Here follow my sermon notes:
For those with linguistic inclinations like myself, you might be interested to learn that the name Capernaum has deep etymological significance. The most widely accepted translation for the name of this village is "Nahum's village" (no relation to the Old Testament prophet), although another possible translation is "Field of Repentance." It's quite remarkable that, as we read above, Jesus began his ministry not in his hometown of Nazareth, but by moving to a nearby town whose name meant field of repentance, and he also began his preaching career with that same word, "repent!"
II. By it, a sinner, out of the sight and sense not only of the danger, but also of the filthiness and odiousness of his sins, as contrary to the holy nature, and righteous law of God; and upon the apprehension of His mercy in Christ to such as are penitent, so grieves for, and hates his sins, as to turn from them all unto God, purposing and endeavouring to walk with Him in all the ways of His commandments.
Of note here is the well known phrase "then neither do I condemn you.
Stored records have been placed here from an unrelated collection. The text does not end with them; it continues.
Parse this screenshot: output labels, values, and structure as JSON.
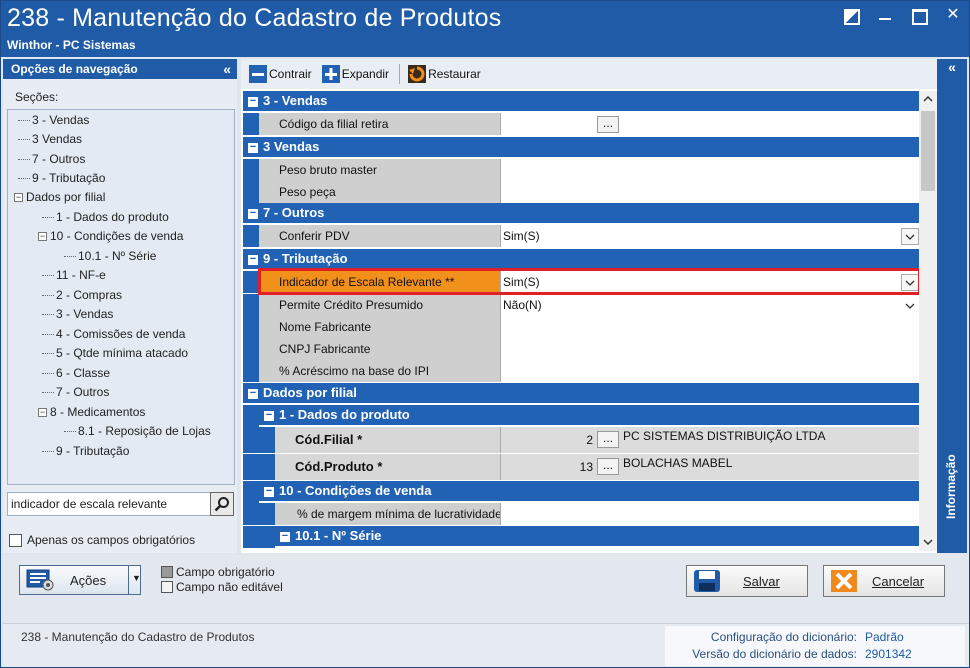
{
  "window": {
    "title": "238 - Manutenção do Cadastro de Produtos",
    "subtitle": "Winthor - PC Sistemas"
  },
  "nav": {
    "header": "Opções de navegação",
    "collapse_glyph": "«",
    "sections_label": "Seções:",
    "tree": [
      {
        "label": "3 - Vendas"
      },
      {
        "label": "3 Vendas"
      },
      {
        "label": "7 - Outros"
      },
      {
        "label": "9 - Tributação"
      },
      {
        "label": "Dados por filial"
      },
      {
        "label": "1 - Dados do produto"
      },
      {
        "label": "10 - Condições de venda"
      },
      {
        "label": "10.1 - Nº Série"
      },
      {
        "label": "11 - NF-e"
      },
      {
        "label": "2 - Compras"
      },
      {
        "label": "3 - Vendas"
      },
      {
        "label": "4 - Comissões de venda"
      },
      {
        "label": "5 - Qtde mínima atacado"
      },
      {
        "label": "6 - Classe"
      },
      {
        "label": "7 - Outros"
      },
      {
        "label": "8 - Medicamentos"
      },
      {
        "label": "8.1 -  Reposição de Lojas"
      },
      {
        "label": "9 - Tributação"
      }
    ],
    "search_value": "indicador de escala relevante",
    "required_only_label": "Apenas os campos obrigatórios"
  },
  "toolbar": {
    "collapse_label": "Contrair",
    "expand_label": "Expandir",
    "restore_label": "Restaurar"
  },
  "grid": {
    "cat_3_vendas": "3 - Vendas",
    "row_codigo_filial": "Código da filial retira",
    "cat_3vendas": "3 Vendas",
    "row_peso_bruto": "Peso bruto master",
    "row_peso_peca": "Peso peça",
    "cat_7_outros": "7 - Outros",
    "row_conferir_pdv": "Conferir PDV",
    "val_conferir_pdv": "Sim(S)",
    "cat_9_tributacao": "9 - Tributação",
    "row_indicador": "Indicador de Escala Relevante **",
    "val_indicador": "Sim(S)",
    "row_credito": "Permite Crédito Presumido",
    "val_credito": "Não(N)",
    "row_nome_fab": "Nome Fabricante",
    "row_cnpj_fab": "CNPJ Fabricante",
    "row_acrescimo": "% Acréscimo na base do IPI",
    "cat_dados_filial": "Dados por filial",
    "cat_dados_produto": "1 - Dados do produto",
    "row_cod_filial": "Cód.Filial *",
    "val_cod_filial": "2",
    "desc_cod_filial": "PC SISTEMAS DISTRIBUIÇÃO LTDA",
    "row_cod_produto": "Cód.Produto *",
    "val_cod_produto": "13",
    "desc_cod_produto": "BOLACHAS MABEL",
    "cat_condicoes": "10 - Condições de venda",
    "row_margem": "% de margem mínima de lucratividade",
    "cat_serie": "10.1 - Nº Série",
    "ellipsis": "..."
  },
  "info_tab": {
    "label": "Informação",
    "chevron": "«"
  },
  "actions": {
    "acoes_label": "Ações",
    "legend_required": "Campo obrigatório",
    "legend_readonly": "Campo não editável",
    "save_label": "Salvar",
    "cancel_label": "Cancelar"
  },
  "status": {
    "screen_name": "238 - Manutenção do Cadastro de Produtos",
    "dict_config_label": "Configuração do dicionário:",
    "dict_config_value": "Padrão",
    "dict_version_label": "Versão do dicionário de dados:",
    "dict_version_value": "2901342"
  },
  "colors": {
    "titlebar": "#1f5ba6",
    "category_row": "#2262b4",
    "highlight_border": "#e01f26",
    "label_cell": "#cfcfcf"
  }
}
Go now and leave your life of sin." Again, coming from a linguistic background, these words carry a great mental picture which is often encoded with hidden meaning when one looks at the richness of Middle Eastern language from which this translation is derived. Essentially, Jesus is painting a mental image of one covering their mouth and silently waving the person along. The literal translation of the Jewish holiday Yom Kippur is derived from this same etymological root, which means either to cover or atone or forgive. By metaphorically covering his mouth, Jesus declined the right to accuse her (and by extension all sinners) from their wrongdoing. He does end, however, with the often-overlooked admonition to "go now and leave your life of sin." The gospel requires you ot change the way you live, and not simply to enjoy "cheap grace," as Deitrich Bonhoeffer called it, by which some think they can live however they please.
III. Although repentance is not to be rested in, as any satisfaction for sin, or any cause of the pardon thereof, which is the act of God's free grace in Christ, yet it is of such necessity to all sinners, that none may expect pardon without it.
Now comes both the reassurance of our salvation, and also the stern warning that we MUST be willing to leave behind our sinful ways if we are to truly enjoy the gift of God's grace and not suffer his wrath. Though the finished work of our salvation on the cross allows us to have blessed assurance that we will see Heaven, we still bear a responsibility as followers of Christ not to treat the blood of the covenant lightly.
IV. As there is no sin so small, but it deserves damnation; so there is no sin so great, that it can bring damnation upon those who truly repent.
Again we receive a stern warning that salvation may be a free gift from God, but that by no means entitles us to look lightly upon sin. If we suppose a God whose standard is absolute perfection, then the slightest deviation from that standard warrants a death sentence. Fortunately, Jesus Christ already died that death for us, and it is our responsibility to live humbly and soberly aware of that terrible cost that was paid, and never to be flippant about it by continuing to sin.
V. Men ought not to content themselves with a general repentance, but it is every man's duty to endeavor to repent of his particular sins, particularly.
1 John 1:9
Though in reformed theology we take a somewhat dim view of the Catholic notions of "confession" and "penance," nevertheless the scripture is clear that we have a duty to be open and honest with our fellow believers about the sins we struggle with. We can lean on our fellow believers in times of temptaion and make use of their prayers and intercession to help us in our struggle to avoid or repent from sin. Ultimately only God can forgive sin, but the prayer of a righteous man (or woman) is indeed powerful and effective, and it can be very helpful to know that we don't walk through our struggles alone.
VI. As every man is bound to make private confession of his sins to God, praying for the pardon thereof; upon which, and the forsaking of them, he shall find mercy; so he that scandelizeth his brother, or the Church of Christ, ought to be willing, by a private or public confession and sorrow for his sin, to declare his repentance to those that are offended; who are thereupon to be reconciled to him, and in love to receive him.
Again, we go to our fellow believers for prayer and encouragement not because they have any more power before God than we do, but rather because scripture encourages us to rely on one another for mutual encouragement and intercession. Secrecy is the devil's weapon, and any sin that you intend to go on hiding is one that you will inevitably repeat. On the other hand, if you are open with a few trusted friends about your stuggles, you can rest assured that they will hold you accountable and hopefully, with the help of the Holy Spirit, prevent you from struggling with that particular sin again.